Exercise input:
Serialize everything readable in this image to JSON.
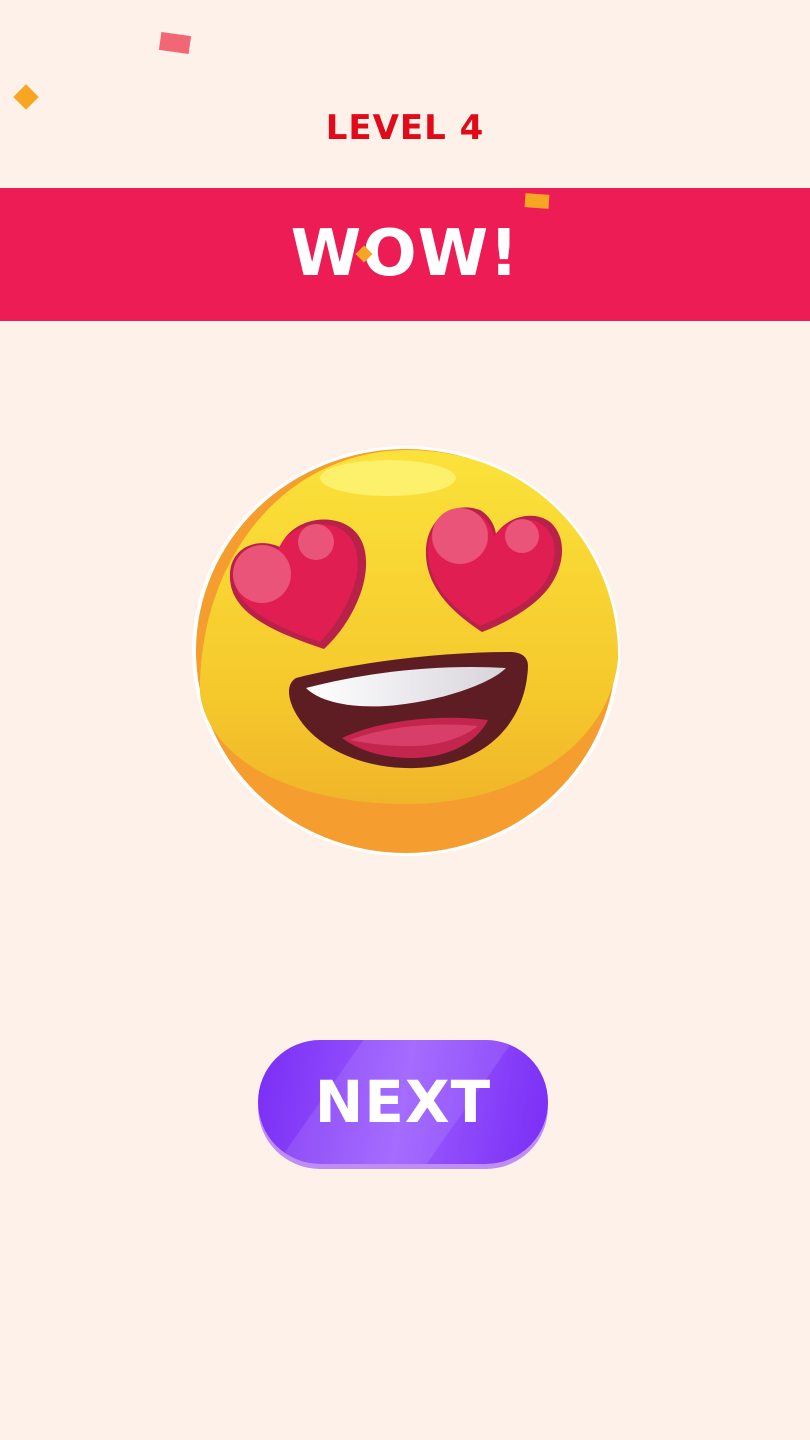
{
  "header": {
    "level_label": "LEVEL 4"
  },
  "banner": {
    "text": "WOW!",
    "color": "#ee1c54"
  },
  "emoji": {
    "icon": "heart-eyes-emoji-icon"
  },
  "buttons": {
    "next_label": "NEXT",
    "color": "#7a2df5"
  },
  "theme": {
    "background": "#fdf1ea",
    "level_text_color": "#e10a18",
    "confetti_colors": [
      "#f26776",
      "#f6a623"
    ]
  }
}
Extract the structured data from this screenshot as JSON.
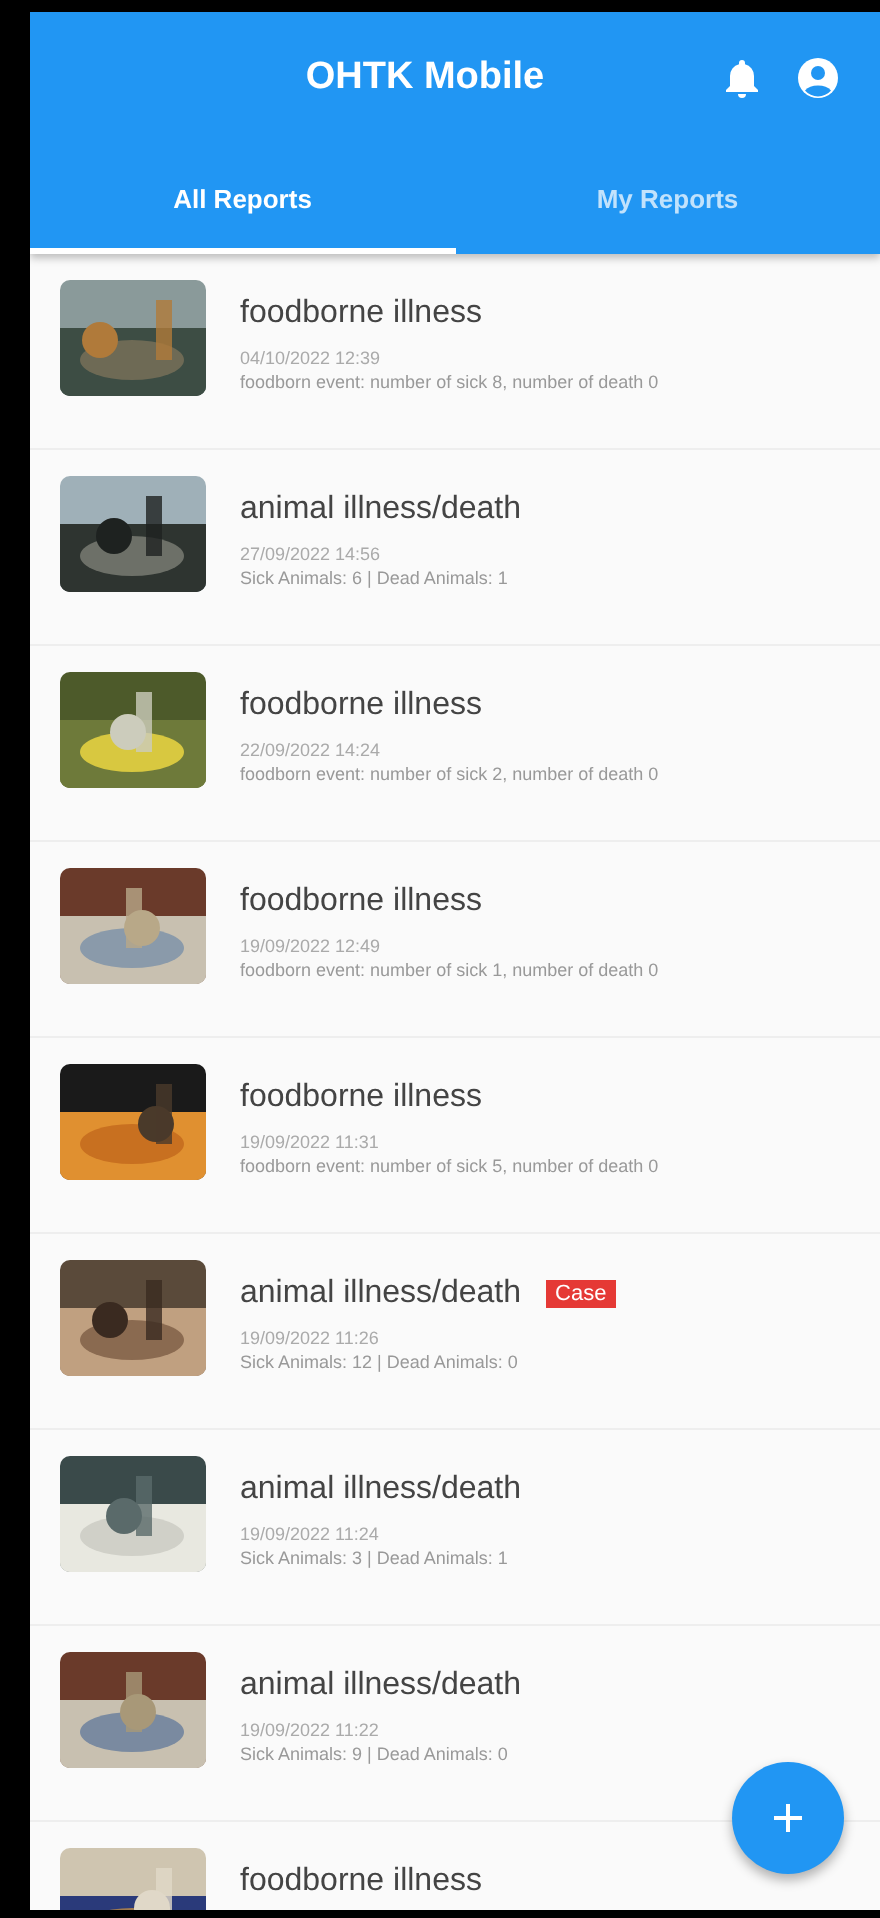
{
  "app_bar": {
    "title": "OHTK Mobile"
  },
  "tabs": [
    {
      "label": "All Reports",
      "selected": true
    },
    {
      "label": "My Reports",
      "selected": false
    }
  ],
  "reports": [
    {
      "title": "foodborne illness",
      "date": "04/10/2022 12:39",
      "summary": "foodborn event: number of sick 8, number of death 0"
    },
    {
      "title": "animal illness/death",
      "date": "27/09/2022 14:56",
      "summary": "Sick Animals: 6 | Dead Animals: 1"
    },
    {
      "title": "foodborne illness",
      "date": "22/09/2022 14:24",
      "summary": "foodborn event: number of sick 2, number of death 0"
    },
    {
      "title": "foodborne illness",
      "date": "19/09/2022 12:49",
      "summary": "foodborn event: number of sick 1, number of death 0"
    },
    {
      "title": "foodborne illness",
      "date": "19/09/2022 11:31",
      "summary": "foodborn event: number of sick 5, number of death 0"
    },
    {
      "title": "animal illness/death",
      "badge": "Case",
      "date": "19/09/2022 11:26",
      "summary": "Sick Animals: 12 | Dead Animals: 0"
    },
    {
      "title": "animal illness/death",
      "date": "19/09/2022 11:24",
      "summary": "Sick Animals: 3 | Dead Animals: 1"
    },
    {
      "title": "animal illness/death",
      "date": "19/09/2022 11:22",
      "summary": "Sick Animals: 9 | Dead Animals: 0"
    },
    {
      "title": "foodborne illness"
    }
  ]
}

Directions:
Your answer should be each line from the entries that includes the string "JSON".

Exercise solution:
Serialize everything readable in this image to JSON.
Extract the structured data from this screenshot as JSON.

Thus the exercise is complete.